On Dec. 5, McGill’s Committee to Advise on Matters of Social Responsibility (CAMSR) met to consider divestment for the third time since students founded Divest McGill in 2012. The initial Divest McGill petition called for McGill to divest from the 14 companies that extract tar sands and an additional 13 that lobbied for Plan Nord, a natural resource extraction plan that the university invested in.
The CAMSR meeting marked an opportunity for McGill to hear student voices and to recognize the science backing climate change and the social devastation that it causes. Yet, CAMSR voted to not divest, instead opting for decarbonization in a weak attempt to placate students and mask its complacency in climate destruction. The refusal to divest comes after years of protests, and most recently a moratorium on auxiliary fee increases by McGill’s undergraduate and post-graduate students’ societies to put financial pressure on McGill. The committee also chose to meet just before the final exam period began, when students were less available to stay informed, protest the vote, or attend the meetings. McGill’s refusal to divest sends a clear message that McGill’s values are more focused on funding than adhering to the concerns of their students, the surrounding community, or the planet.
McGill’s refusal to divest not only ignores clear student demands but also neglects the extensive scientific research that backs the need for divestment. McGill prides itself on being a leader in research and indeed, in 2019, McGill employed dozens of staff whose entire careers have been dedicated to climate research. However, McGill has chosen to ignore extremely relevant evidence and continue to work against exactly what its experts would advise.

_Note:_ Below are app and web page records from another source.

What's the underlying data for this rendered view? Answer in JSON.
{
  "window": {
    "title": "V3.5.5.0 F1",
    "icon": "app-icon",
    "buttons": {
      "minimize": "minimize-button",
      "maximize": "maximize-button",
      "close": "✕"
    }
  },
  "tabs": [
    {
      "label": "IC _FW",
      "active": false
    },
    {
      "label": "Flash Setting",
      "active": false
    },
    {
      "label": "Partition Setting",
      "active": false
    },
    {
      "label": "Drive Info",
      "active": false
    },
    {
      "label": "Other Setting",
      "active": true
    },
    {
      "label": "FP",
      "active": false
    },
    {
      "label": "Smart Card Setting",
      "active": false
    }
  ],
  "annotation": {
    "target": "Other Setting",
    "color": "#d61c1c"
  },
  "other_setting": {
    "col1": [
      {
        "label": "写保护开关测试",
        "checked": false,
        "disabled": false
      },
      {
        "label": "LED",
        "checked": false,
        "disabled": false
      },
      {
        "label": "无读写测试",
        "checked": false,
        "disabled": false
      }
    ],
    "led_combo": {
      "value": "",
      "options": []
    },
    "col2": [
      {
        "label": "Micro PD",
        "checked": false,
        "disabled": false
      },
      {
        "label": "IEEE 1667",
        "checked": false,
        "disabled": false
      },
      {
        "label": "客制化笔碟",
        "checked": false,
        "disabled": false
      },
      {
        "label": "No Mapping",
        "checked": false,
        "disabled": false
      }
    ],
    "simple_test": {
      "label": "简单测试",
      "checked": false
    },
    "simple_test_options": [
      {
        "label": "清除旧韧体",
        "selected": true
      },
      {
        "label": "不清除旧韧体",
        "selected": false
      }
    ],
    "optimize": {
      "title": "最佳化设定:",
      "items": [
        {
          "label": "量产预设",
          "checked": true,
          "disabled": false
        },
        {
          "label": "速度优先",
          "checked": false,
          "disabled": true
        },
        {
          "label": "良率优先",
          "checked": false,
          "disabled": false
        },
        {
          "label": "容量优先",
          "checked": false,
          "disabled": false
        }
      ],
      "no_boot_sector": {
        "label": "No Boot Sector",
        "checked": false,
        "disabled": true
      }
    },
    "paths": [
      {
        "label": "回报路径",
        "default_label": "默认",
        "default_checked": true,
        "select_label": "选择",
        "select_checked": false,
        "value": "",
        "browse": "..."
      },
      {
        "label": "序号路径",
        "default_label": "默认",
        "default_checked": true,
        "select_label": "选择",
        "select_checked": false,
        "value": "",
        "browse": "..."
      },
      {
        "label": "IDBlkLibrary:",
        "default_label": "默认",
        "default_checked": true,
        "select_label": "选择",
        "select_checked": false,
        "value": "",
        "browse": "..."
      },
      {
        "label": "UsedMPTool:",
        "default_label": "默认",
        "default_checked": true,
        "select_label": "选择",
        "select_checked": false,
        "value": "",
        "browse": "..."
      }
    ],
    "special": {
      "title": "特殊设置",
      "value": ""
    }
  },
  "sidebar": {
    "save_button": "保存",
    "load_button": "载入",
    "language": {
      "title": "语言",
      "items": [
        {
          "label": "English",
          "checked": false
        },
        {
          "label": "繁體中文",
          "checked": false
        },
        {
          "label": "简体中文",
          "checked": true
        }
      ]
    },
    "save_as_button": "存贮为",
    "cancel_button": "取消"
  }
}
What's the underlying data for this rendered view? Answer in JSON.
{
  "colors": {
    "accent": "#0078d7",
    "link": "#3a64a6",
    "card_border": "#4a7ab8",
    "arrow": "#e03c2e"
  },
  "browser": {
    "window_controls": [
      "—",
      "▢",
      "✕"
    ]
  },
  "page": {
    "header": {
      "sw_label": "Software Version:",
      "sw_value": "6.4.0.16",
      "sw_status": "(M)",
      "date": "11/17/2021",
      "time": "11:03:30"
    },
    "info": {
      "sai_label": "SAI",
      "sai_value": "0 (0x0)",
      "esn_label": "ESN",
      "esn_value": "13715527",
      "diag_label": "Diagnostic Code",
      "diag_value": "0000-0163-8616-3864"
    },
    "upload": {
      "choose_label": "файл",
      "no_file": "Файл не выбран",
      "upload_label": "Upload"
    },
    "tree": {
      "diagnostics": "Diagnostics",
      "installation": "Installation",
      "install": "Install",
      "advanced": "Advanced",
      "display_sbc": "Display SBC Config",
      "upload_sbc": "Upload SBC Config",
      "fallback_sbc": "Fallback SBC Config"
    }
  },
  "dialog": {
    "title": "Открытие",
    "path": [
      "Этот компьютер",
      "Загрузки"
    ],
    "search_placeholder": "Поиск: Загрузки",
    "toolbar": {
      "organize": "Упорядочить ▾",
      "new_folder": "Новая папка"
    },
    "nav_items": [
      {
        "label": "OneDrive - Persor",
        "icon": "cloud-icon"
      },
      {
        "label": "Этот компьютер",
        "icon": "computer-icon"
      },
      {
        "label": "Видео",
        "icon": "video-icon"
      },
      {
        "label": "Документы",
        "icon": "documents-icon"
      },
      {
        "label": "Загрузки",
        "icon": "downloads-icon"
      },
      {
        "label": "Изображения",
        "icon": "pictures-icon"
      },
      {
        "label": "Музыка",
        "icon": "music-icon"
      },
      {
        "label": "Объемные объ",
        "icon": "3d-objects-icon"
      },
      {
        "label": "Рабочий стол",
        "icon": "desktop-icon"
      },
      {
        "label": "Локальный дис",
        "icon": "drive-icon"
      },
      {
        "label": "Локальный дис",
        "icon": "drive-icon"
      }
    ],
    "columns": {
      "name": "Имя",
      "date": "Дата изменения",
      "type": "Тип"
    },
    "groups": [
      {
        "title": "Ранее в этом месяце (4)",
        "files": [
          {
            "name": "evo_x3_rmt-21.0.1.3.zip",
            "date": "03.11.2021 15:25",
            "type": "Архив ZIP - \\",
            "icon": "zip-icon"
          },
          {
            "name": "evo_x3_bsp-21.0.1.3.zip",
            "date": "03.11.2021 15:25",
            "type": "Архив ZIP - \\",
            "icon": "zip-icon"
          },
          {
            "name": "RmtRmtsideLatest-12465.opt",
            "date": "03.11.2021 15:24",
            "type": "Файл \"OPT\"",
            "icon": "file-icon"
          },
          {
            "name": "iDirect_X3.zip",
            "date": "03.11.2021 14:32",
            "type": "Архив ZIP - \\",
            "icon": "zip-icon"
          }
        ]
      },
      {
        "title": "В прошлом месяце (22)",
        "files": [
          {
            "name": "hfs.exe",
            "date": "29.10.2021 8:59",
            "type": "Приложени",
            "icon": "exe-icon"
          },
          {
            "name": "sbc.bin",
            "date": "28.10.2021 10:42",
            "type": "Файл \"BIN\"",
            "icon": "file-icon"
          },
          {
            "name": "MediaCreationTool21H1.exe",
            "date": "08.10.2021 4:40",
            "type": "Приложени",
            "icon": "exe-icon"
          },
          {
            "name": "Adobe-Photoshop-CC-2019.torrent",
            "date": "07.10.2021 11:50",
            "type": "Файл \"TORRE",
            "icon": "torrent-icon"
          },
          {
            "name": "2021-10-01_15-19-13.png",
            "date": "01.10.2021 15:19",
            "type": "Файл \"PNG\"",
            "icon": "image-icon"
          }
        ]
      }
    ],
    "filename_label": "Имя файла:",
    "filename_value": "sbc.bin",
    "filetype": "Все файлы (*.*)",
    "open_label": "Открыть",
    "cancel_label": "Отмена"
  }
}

CAMSR’s report also recommends that McGill reduce its carbon emissions by a certain percentage but does not specify what that percentage is. The fact that McGill could not even specify a clear aim demonstrates just how inept decarbonization is as an institutional goal. It is pertinent that McGill be explicit with its goals and commitments surrounding decarbonization. McGill’s students, alumni, and supporters deserve to know how committed the university is to playing its role in preventing further climate devastation.
Adding to the iniquity of CAMSR’s decision is the fact that the former director of retail services for PetroCan currently serves as the chair of CAMSR. Cynthia Price Verreault, worked as the director of retail services for PetroCan for 18 years. Given that PetroCan is one of the country’s largest fossil fuel producers, this affiliation poses a blatant conflict of interest. Thus, The McGill Tribune calls for Cynthia Price Verreault’s resignation from CAMSR.
While students should continue to support organizations like Divest McGill, C-JAM, and Greenpeace McGill, persuading McGill to take issues of climate justice and sustainability seriously will require more than that. The Tribune asks members of the McGill community to commit to not donating to McGill until they divest from fossil fuels. The wellbeing of countless ecosystems, species, and communities can not be ensured without the reversal of climate damage, and this reversal is not possible without institutional support.